■ **Problem to work on**
What is needed is the number of lines in the data below that include "title", stated by itself.

■ **Data shown**
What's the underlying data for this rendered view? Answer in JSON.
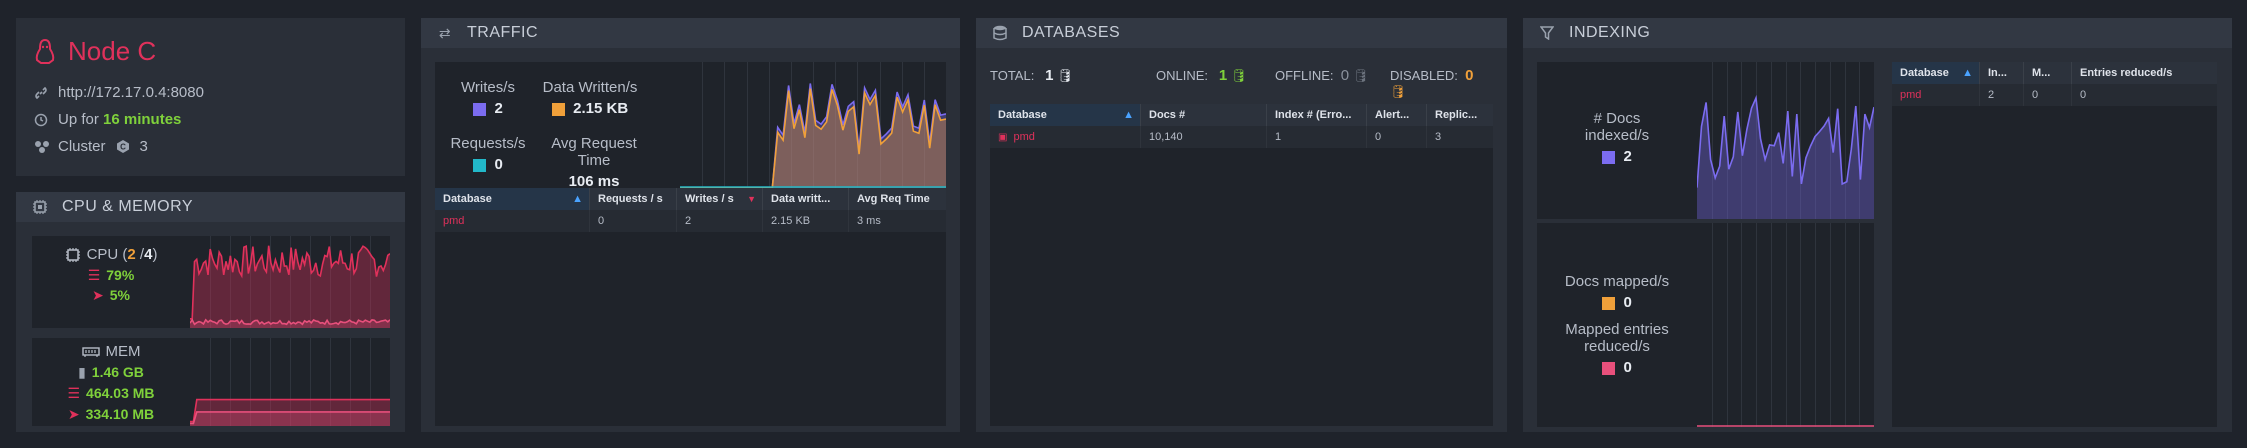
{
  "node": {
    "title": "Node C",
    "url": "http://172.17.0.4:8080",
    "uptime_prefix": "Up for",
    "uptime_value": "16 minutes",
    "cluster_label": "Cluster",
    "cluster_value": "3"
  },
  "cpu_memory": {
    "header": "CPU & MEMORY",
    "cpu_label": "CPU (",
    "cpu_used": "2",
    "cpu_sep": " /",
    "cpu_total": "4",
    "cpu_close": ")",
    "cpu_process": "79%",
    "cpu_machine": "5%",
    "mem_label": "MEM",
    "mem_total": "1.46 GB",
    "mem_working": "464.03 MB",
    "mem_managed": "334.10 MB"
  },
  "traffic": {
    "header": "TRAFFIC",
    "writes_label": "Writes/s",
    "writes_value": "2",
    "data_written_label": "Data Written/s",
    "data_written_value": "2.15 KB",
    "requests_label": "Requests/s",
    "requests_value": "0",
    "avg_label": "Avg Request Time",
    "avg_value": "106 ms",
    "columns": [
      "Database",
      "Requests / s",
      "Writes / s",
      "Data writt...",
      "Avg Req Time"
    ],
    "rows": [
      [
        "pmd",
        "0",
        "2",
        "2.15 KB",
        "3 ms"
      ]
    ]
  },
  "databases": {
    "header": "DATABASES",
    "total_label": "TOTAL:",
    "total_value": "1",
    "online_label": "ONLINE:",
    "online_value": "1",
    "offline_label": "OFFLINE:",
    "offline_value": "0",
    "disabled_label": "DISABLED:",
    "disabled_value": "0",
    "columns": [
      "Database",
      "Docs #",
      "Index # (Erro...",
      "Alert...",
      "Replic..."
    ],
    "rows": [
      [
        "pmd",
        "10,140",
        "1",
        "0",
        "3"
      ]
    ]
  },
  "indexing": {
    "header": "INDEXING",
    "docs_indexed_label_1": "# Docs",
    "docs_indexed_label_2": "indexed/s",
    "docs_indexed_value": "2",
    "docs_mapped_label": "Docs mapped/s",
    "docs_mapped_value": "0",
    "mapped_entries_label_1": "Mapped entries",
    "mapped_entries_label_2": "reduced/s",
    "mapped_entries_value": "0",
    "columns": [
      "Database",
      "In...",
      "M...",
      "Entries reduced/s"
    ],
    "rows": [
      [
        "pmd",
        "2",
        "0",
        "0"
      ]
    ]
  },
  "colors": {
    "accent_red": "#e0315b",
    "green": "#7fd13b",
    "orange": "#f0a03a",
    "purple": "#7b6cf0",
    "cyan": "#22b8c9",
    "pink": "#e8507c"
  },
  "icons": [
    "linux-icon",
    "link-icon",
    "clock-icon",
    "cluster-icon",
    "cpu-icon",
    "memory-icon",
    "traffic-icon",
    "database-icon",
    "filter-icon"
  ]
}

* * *

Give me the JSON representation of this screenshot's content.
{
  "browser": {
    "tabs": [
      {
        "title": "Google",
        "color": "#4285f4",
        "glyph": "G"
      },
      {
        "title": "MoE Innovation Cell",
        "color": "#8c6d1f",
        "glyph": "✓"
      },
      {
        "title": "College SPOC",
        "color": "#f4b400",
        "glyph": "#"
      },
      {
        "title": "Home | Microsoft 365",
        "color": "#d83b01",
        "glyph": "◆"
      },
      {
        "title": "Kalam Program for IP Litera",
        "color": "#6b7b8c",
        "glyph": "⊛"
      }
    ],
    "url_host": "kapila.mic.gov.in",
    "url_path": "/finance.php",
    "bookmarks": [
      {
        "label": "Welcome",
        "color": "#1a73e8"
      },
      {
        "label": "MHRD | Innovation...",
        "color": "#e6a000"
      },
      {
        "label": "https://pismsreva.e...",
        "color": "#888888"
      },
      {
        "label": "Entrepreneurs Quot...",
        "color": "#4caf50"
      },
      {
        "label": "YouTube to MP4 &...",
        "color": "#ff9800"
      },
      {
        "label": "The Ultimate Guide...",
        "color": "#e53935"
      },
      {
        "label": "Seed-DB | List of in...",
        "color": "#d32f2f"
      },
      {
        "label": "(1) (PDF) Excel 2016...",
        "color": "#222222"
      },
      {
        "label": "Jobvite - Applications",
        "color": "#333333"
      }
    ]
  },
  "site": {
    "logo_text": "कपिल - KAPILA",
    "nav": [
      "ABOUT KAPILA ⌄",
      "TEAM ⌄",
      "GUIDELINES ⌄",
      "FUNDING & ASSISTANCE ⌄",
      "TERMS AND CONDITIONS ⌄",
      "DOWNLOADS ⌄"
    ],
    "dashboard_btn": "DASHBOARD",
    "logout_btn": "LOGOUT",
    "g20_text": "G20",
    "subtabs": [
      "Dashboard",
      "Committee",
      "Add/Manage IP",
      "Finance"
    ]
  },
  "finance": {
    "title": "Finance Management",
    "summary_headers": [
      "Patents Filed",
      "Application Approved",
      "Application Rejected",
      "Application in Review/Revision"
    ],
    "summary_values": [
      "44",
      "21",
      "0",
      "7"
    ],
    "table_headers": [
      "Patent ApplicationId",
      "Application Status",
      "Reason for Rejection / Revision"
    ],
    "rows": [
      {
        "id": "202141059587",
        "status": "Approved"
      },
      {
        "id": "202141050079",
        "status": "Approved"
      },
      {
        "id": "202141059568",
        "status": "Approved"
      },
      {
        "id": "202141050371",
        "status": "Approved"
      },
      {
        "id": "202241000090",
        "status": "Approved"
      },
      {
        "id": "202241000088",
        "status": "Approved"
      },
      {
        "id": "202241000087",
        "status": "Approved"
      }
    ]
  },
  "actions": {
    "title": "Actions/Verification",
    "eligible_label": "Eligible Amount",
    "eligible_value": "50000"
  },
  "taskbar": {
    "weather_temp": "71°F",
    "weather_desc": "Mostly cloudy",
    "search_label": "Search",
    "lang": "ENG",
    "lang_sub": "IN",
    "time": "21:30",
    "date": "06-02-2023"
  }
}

■ **Task solution**
8